Louisiana Gov. John Bel Edwards (D) this week vetoed a bill passed by the state’s Republican-dominated legislature that would have allowed residents to carry a concealed handgun without obtaining a state-issued license or training.
The bill states that any individual 18 years of age and older and who is not barred from owning a firearm under any other state or federal law “shall not be required to possess a valid concealed handgun permit issued by the state of Louisiana [to] carry a concealed handgun in the state.”
The legislation, introduced by GOP state Sen. Jay Morris, also mandates the creation of a 60-minute online concealed handgun safety course to be offered for free to Louisiana residents, though the training would not be required to carry a concealed handgun.
While the bill received strong support by both chambers of the state legislature, Edwards said in a statement announcing his veto of the legislation that while he is “a strong supporter of the Second Amendment, and an enthusiastic outdoorsman and hunter,” he “simply cannot support carrying a concealed carry firearm without proper education and safety training.”
“I believe the majority of Louisianans agree with me,” he added.
“Our current system strikes the right balance of ensuring that people can bear arms while also keeping reasonable permitting and training processes in place,” the Democratic governor continued. “It is a matter of basic public safety and numerous law enforcement leaders across the state opposed the bill for this reason, especially as it relates to the enhanced risk posed to their officers.”
Edwards went on to say that “it is not too much to ask that a person who wishes to carry a concealed weapon in public be required to attend basic marksmanship and safety training so they understand the regulations associated with such an action.”
The veto from Edwards, the only Democratic governor in the Deep South, comes as states like Texas and Mississippi have been able to implement expanded concealed carry laws with the support of Republican governors.
Morris said in a statement to USA Today Network on Friday that he was not surprised by the veto from Edwards, adding “the governor has been clear all along.”
"But I’m still disappointed,” he added. “This bill is for law-abiding and freedom-loving citizens.
"The people of Louisiana want it and hopefully we will join our neighbors, like Texas and Mississippi, and pass constitutional carry with or without the Governor’s signature,” the Republican state lawmaker said.

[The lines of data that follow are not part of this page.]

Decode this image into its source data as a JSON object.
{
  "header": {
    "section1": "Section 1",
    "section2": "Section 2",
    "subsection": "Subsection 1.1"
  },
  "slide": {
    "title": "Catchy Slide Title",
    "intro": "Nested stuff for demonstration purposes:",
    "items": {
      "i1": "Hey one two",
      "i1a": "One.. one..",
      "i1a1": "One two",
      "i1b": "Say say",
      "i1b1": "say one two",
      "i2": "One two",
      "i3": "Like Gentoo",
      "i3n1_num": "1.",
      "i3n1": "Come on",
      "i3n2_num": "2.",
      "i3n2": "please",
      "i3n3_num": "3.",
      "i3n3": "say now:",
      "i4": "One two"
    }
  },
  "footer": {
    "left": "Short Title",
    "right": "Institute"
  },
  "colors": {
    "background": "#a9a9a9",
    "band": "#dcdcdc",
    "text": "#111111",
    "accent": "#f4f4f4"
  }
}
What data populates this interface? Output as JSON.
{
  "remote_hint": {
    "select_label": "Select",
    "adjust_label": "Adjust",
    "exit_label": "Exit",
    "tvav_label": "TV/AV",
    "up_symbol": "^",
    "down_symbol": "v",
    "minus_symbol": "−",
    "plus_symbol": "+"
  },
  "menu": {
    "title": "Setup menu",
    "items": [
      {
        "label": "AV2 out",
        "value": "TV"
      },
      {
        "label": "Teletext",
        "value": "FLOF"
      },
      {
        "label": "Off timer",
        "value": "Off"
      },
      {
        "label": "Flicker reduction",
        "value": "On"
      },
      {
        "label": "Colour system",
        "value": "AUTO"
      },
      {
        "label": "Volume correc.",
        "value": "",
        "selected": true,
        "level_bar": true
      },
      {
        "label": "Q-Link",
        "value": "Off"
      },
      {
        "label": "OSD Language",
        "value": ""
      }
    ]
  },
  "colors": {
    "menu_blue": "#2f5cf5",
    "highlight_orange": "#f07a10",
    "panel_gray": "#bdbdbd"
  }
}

Louisiana Republican House Speaker Clay Schexnayder said this week that he would support holding a veto override session after Edwards also vetoed a bill seeking to prohibit transgender girls and women from participating in sports that align with their gender identity.